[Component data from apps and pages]
◇ ◇ ◇ ◇ ◇

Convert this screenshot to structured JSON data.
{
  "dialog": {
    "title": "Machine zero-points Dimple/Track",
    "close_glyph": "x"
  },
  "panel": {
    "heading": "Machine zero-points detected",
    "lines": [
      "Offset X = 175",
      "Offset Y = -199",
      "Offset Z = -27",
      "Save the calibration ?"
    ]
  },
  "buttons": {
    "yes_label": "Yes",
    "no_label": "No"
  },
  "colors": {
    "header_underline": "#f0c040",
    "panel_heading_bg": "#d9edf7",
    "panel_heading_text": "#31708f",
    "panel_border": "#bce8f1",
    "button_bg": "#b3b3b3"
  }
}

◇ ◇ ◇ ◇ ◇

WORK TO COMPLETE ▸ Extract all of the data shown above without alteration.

OUTPUT OF THE TASK ▸
Convert this screenshot to structured JSON data.
{
  "dialog": {
    "title": "Machine zero-points Dimple/Track",
    "close_glyph": "x"
  },
  "panel": {
    "heading": "Machine zero-points detected",
    "lines": [
      "Offset X = 175",
      "Offset Y = -199",
      "Offset Z = -27",
      "Save the calibration ?"
    ]
  },
  "buttons": {
    "yes_label": "Yes",
    "no_label": "No"
  },
  "colors": {
    "header_underline": "#f0c040",
    "panel_heading_bg": "#d9edf7",
    "panel_heading_text": "#31708f",
    "panel_border": "#bce8f1",
    "button_bg": "#b3b3b3"
  }
}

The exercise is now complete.